As defined by the RDoC Social Processes Workshop, affiliation is the engagement in positive social interactions with others. The desire to affiliate has been described as a fundamental human motivation. However, impairments in the drive to affiliate occur across multiple clinical disorders and these affiliative impairments have devastating consequences for individuals, their family members, and society. Despite the major clinical significance of impairments in social affiliation, the factors that contribute to affiliative impairment are poorly understood. We propose a multi-method assessment of a large and diverse clinical sample to examine how social affiliative deficits are associated with a) the social regulation of neural systems relating to emotion as assessed through a novel fMRI paradigm for studying the in vivo social regulation of emotion in the context of affiliative relationships, b) neural processes associated with social reward, c) learning of the positive affective value of others, and d) behavioral affiliative skills. Consistent with the RDoC, this application will include assessment of affiliation processes across units of analyses including circuits, behavior, and self-report within a transdiagnostic sample of individuals with psychotic disorders. With regard to the study of neural systems, a powerful mechanism that may underlie the motivation for social contact is the social regulation of emotion, particularly the social regulation of threat responding. We propose the use of a novel paradigm to create affiliative relationships within the lab and subsequently will examine how this affiliative relationship regulates emotional responding to a stressor (a key function of affiliative relationships) within an fMRI scan. Specifically, we will examine the hypothesis that affiliative deficits are associated with the failure of social contact to down regulate neural activity in the context of a stressor. In addition to the benefits that affiliation provides when responding to threat, the motivation for social relationships may derive from activation of neural systems involved in reward. We will also explore the contribution of reward circuits to affiliative impairment using both social and monetary reward paradigms. Beyond neural responding, the proposed study will examine how individuals form behavior-based impressions of others in ways that may facilitate or impede social affiliation. We will examine the hypothesis that deficits in affiliation are associated with impairments in the ability to use behavior-based person information to form positive impressions concerning the affective value of others in the social environment. Finally, behavioral social skills form the basis for effective communication and are thought to be critical to social competence. We will examine the hypothesis that impairments in social affiliation are specifically related to deficits in behavioral affiliative skills. The proposed study will provide an integrative perspective to advance our understanding of the neural and behavioral factors that give rise to impairments in social affiliation within clinical populations and this research will provide insights that will inform the development of interventions to address such impairments in affiliation.

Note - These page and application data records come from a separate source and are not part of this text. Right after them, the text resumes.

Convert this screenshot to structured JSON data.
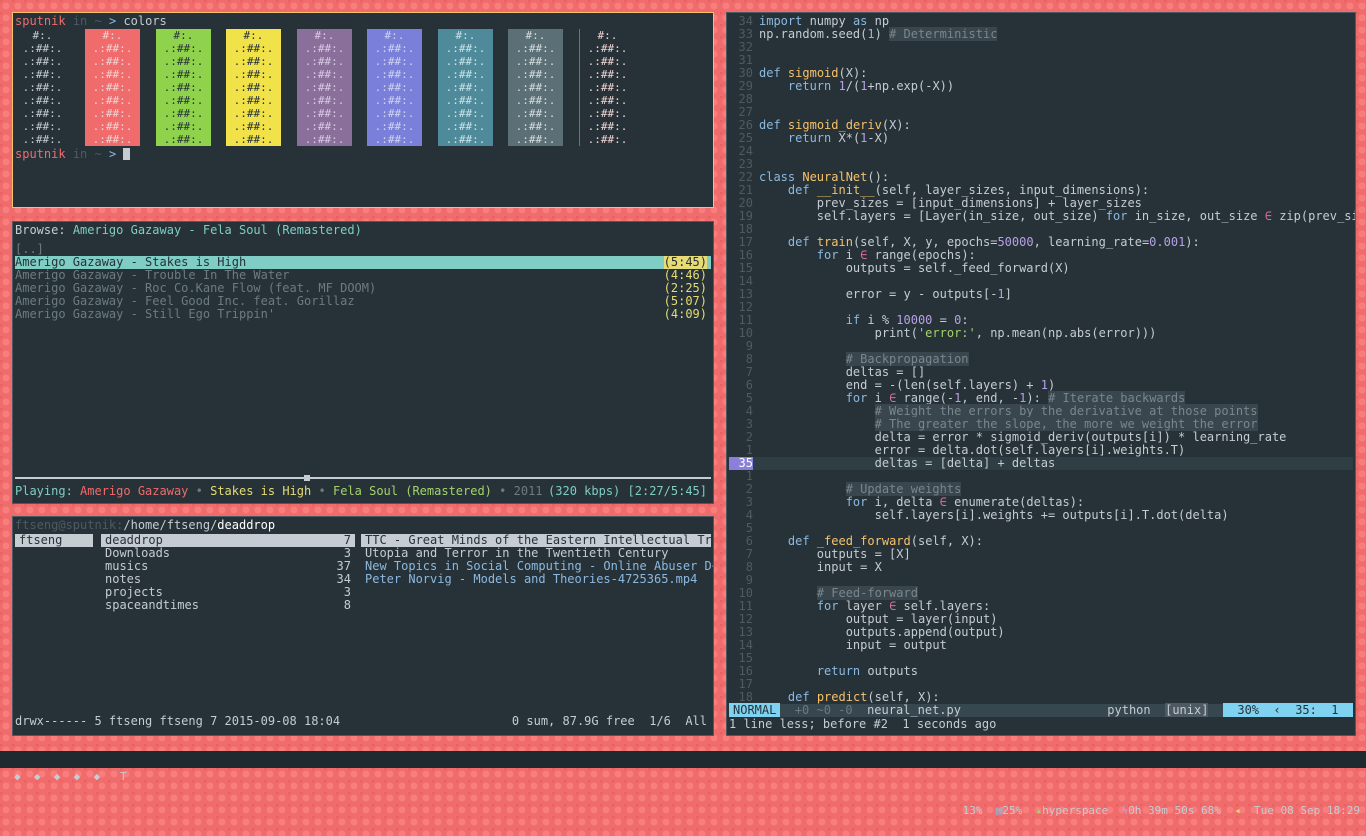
{
  "colors_term": {
    "user": "sputnik",
    "in_word": "in",
    "cwd": "~",
    "arrow": ">",
    "command": "colors",
    "swatch_pattern": [
      " #:. ",
      ".:##:.",
      ".:##:.",
      ".:##:.",
      ".:##:.",
      ".:##:.",
      ".:##:.",
      ".:##:.",
      ".:##:."
    ],
    "swatch_colors": [
      "#263238",
      "#f06b6b",
      "#8fd34c",
      "#f2e24a",
      "#8a6f9a",
      "#7a7fd9",
      "#4e8a9a",
      "#5b7076",
      "#66777e",
      "#263238"
    ],
    "swatch_fg": [
      "#c5ccd2",
      "#f2d4d4",
      "#263238",
      "#263238",
      "#d9c9e6",
      "#d0d4f2",
      "#c8e4ea",
      "#d6dde0",
      "#d6dde0",
      "#f2d4d4"
    ]
  },
  "player": {
    "browse_label": "Browse:",
    "browse_path": "Amerigo Gazaway - Fela Soul (Remastered)",
    "parent": "[..]",
    "tracks": [
      {
        "title": "Amerigo Gazaway - Stakes is High",
        "time": "(5:45)"
      },
      {
        "title": "Amerigo Gazaway - Trouble In The Water",
        "time": "(4:46)"
      },
      {
        "title": "Amerigo Gazaway - Roc Co.Kane Flow (feat. MF DOOM)",
        "time": "(2:25)"
      },
      {
        "title": "Amerigo Gazaway - Feel Good Inc. feat. Gorillaz",
        "time": "(5:07)"
      },
      {
        "title": "Amerigo Gazaway - Still Ego Trippin'",
        "time": "(4:09)"
      }
    ],
    "progress": 0.42,
    "playing_label": "Playing:",
    "artist": "Amerigo Gazaway",
    "sep": "•",
    "song": "Stakes is High",
    "album": "Fela Soul (Remastered)",
    "year": "2011",
    "bitrate": "(320 kbps)",
    "elapsed": "[2:27/5:45]"
  },
  "ranger": {
    "host": "ftseng@sputnik:",
    "path_prefix": "/home/ftseng/",
    "path_current": "deaddrop",
    "parent_col": [
      "ftseng"
    ],
    "dirs": [
      {
        "name": "deaddrop",
        "count": "7"
      },
      {
        "name": "Downloads",
        "count": "3"
      },
      {
        "name": "musics",
        "count": "37"
      },
      {
        "name": "notes",
        "count": "34"
      },
      {
        "name": "projects",
        "count": "3"
      },
      {
        "name": "spaceandtimes",
        "count": "8"
      }
    ],
    "preview": [
      "TTC - Great Minds of the Eastern Intellectual Tr~",
      "Utopia and Terror in the Twentieth Century",
      "New Topics in Social Computing - Online Abuser D~",
      "Peter Norvig - Models and Theories-4725365.mp4"
    ],
    "status_left": "drwx------ 5 ftseng ftseng 7 2015-09-08 18:04",
    "status_right": "0 sum, 87.9G free  1/6  All"
  },
  "vim": {
    "statusline": {
      "mode": "NORMAL",
      "git": "+0 ~0 -0",
      "file": "neural_net.py",
      "filetype": "python",
      "format": "[unix]",
      "percent": "30%",
      "sep": "‹",
      "position": "35:  1"
    },
    "message": "1 line less; before #2  1 seconds ago"
  },
  "bar": {
    "workspaces": "◆  ◆  ◆  ◆  ◆   T",
    "cpu": "13%",
    "mem": "25%",
    "net": "hyperspace",
    "battery": "0h 39m 50s 68%",
    "clock": "Tue 08 Sep 18:29"
  }
}
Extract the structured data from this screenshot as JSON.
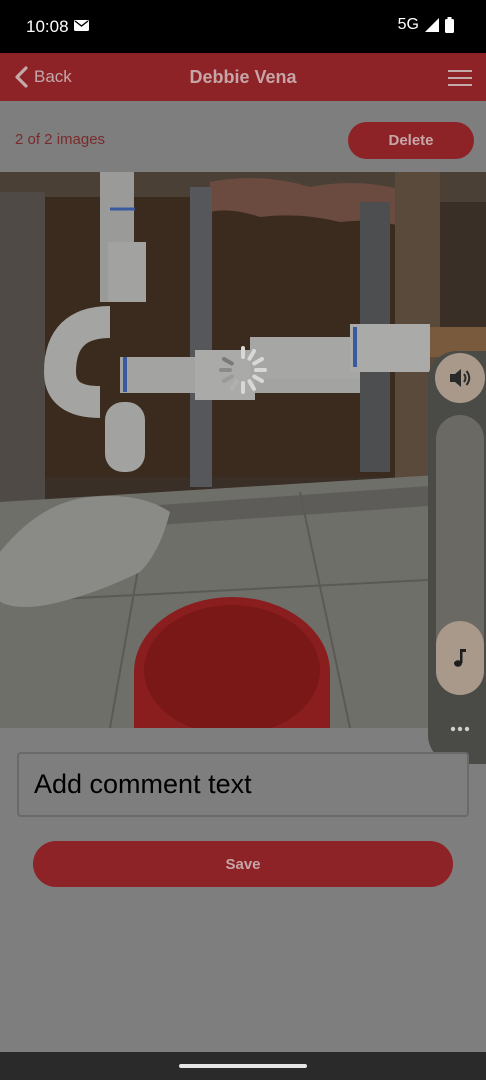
{
  "status_bar": {
    "time": "10:08",
    "network": "5G",
    "icons": [
      "mail-icon",
      "signal-icon",
      "battery-icon"
    ]
  },
  "app_bar": {
    "back_label": "Back",
    "title": "Debbie Vena",
    "menu_icon": "menu-icon"
  },
  "gallery": {
    "count_text": "2 of 2 images",
    "delete_label": "Delete"
  },
  "photo": {
    "description_icon": "loading-spinner-icon"
  },
  "side_controls": {
    "volume_icon": "volume-icon",
    "music_icon": "music-note-icon",
    "more_icon": "more-icon"
  },
  "comment": {
    "placeholder": "Add comment text",
    "value": ""
  },
  "save_label": "Save",
  "colors": {
    "brand": "#8e2327",
    "overlay": "#7e7e7e"
  }
}
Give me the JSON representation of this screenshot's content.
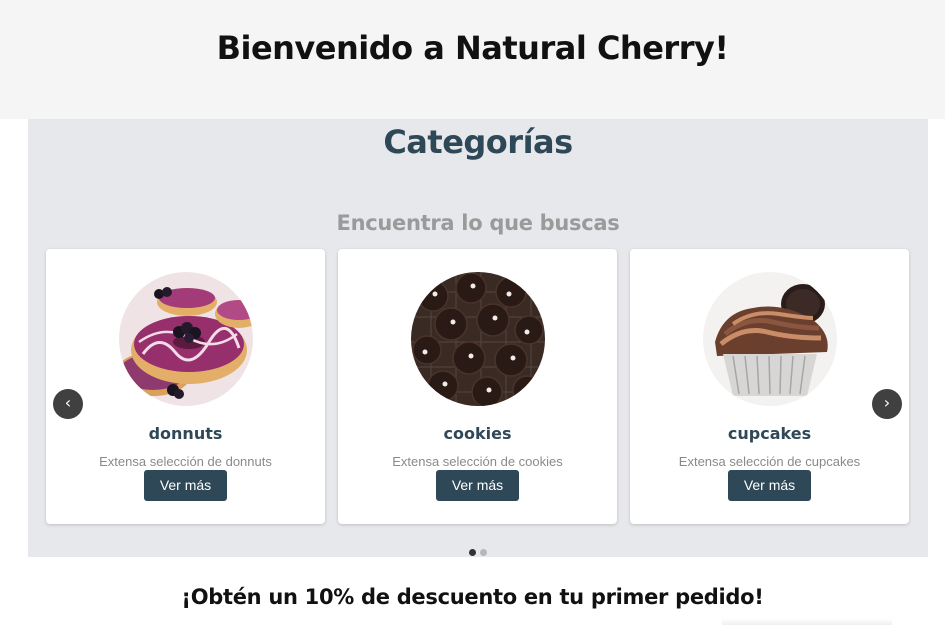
{
  "header": {
    "title": "Bienvenido a Natural Cherry!"
  },
  "categories": {
    "heading": "Categorías",
    "subheading": "Encuentra lo que buscas",
    "cards": [
      {
        "title": "donnuts",
        "description": "Extensa selección de donnuts",
        "button": "Ver más",
        "icon": "donut-photo"
      },
      {
        "title": "cookies",
        "description": "Extensa selección de cookies",
        "button": "Ver más",
        "icon": "cookie-photo"
      },
      {
        "title": "cupcakes",
        "description": "Extensa selección de cupcakes",
        "button": "Ver más",
        "icon": "cupcake-photo"
      }
    ],
    "prev_icon": "‹",
    "next_icon": "›",
    "dots": 2,
    "active_dot": 0
  },
  "promo": {
    "text": "¡Obtén un 10% de descuento en tu primer pedido!"
  },
  "colors": {
    "accent": "#2f4858",
    "section_bg": "#e7e8ec",
    "header_bg": "#f5f5f6"
  }
}
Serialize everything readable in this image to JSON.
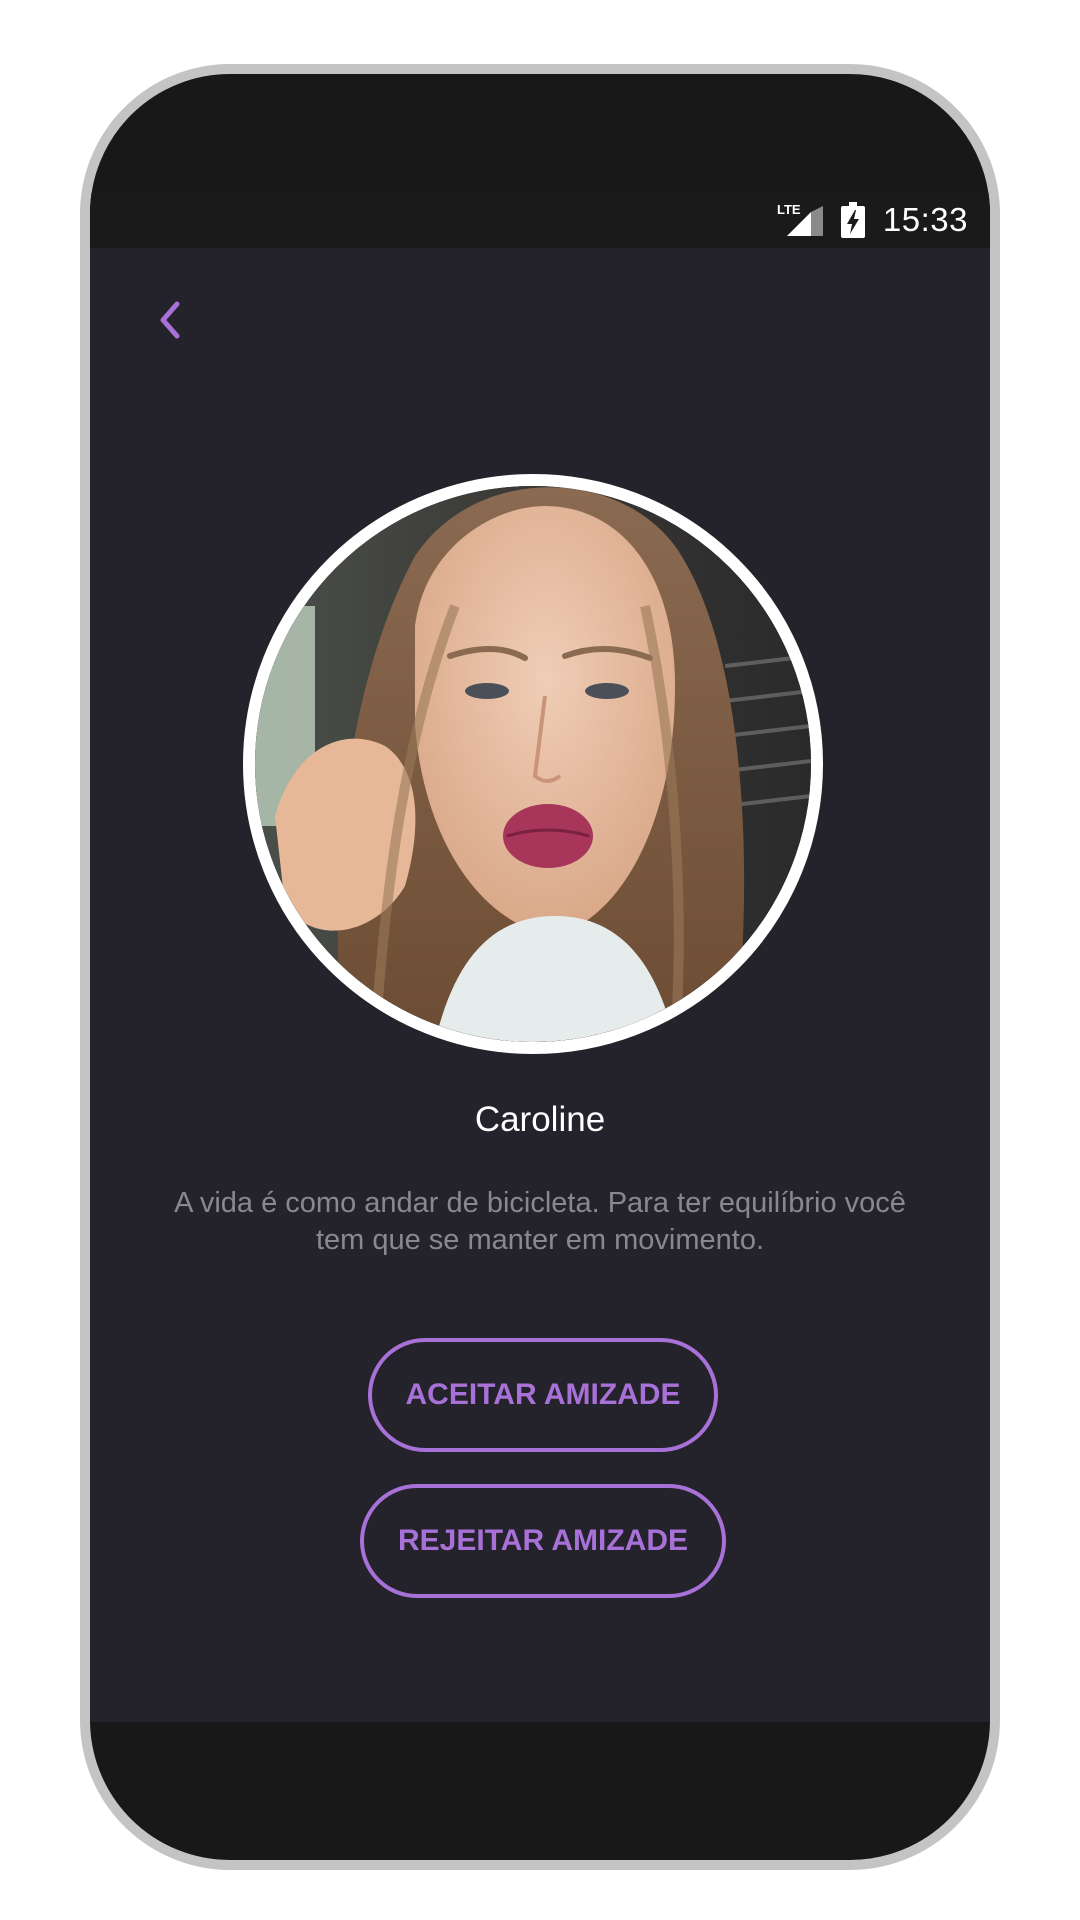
{
  "status_bar": {
    "network_label": "LTE",
    "time": "15:33"
  },
  "navigation": {
    "back_icon": "chevron-left-icon"
  },
  "profile": {
    "name": "Caroline",
    "bio": "A vida é como andar de bicicleta. Para ter equilíbrio você tem que se manter em movimento."
  },
  "actions": {
    "accept_label": "ACEITAR AMIZADE",
    "reject_label": "REJEITAR AMIZADE"
  },
  "colors": {
    "accent": "#a871d8",
    "screen_background": "#24222a",
    "device_frame": "#c4c4c4",
    "bio_text": "#8a878f"
  }
}
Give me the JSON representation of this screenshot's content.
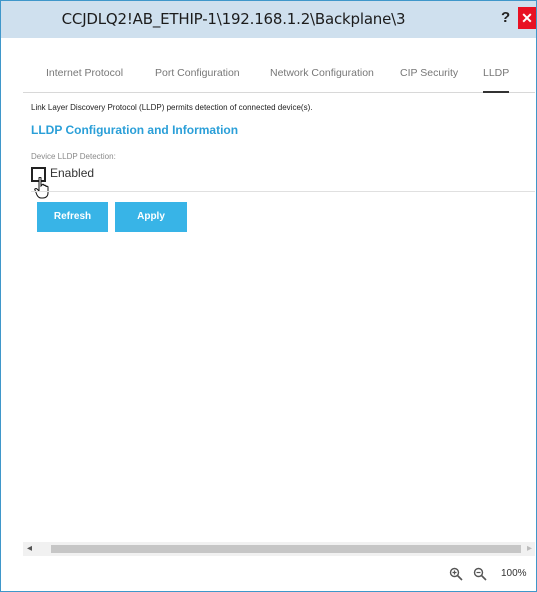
{
  "window": {
    "title": "CCJDLQ2!AB_ETHIP-1\\192.168.1.2\\Backplane\\3",
    "help_label": "?",
    "close_label": "✕"
  },
  "tabs": [
    {
      "label": "Internet Protocol"
    },
    {
      "label": "Port Configuration"
    },
    {
      "label": "Network Configuration"
    },
    {
      "label": "CIP Security"
    },
    {
      "label": "LLDP",
      "active": true
    }
  ],
  "content": {
    "description": "Link Layer Discovery Protocol (LLDP) permits detection of connected device(s).",
    "section_title": "LLDP Configuration and Information",
    "field_label": "Device LLDP Detection:",
    "checkbox": {
      "label": "Enabled",
      "checked": false
    }
  },
  "buttons": {
    "refresh": "Refresh",
    "apply": "Apply"
  },
  "status": {
    "zoom_level": "100%"
  },
  "colors": {
    "accent": "#2a9fd8",
    "button": "#38b4e7",
    "close": "#e81123",
    "titlebar": "#cfe0ee"
  }
}
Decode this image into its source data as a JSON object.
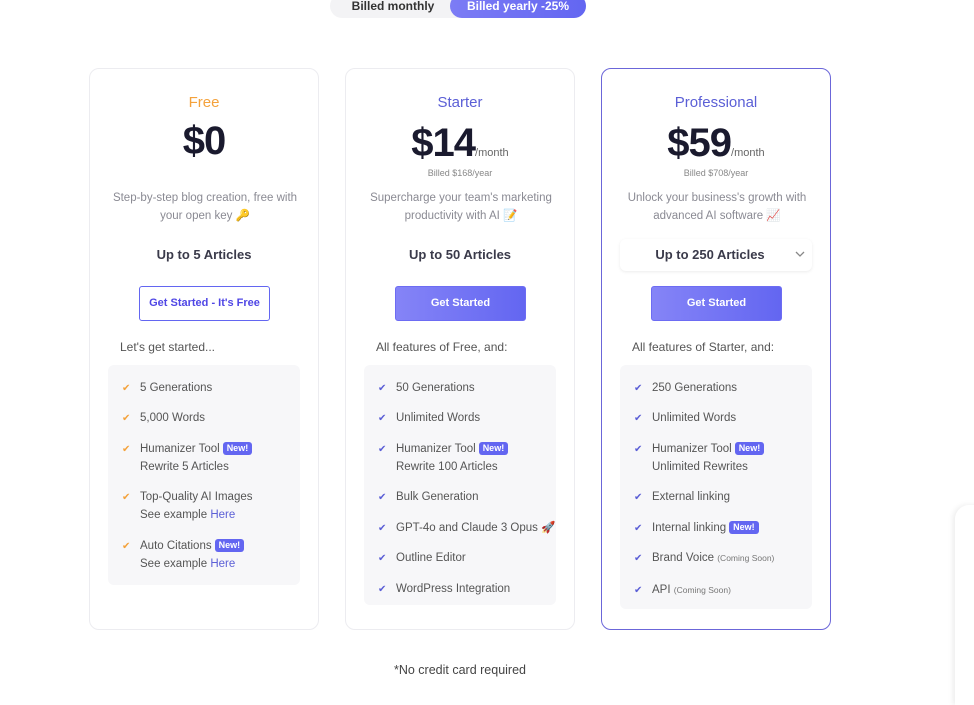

Impairment in social affiliation (the desire and ability to engage in positive social interaction with others) occurs across multiple clinical disorders and causes enormous burdens on individuals, their family members, and society. Despite the clinical significance of impairments in social affiliation we know little about what causes such impairment and thus it is critical that we determine how changes in behavior, cognition, and brain functioning contribute to affiliative impairment. Findings from the proposed research will allow us to better understand impairment in social affiliation and this work will inform the development of new treatments.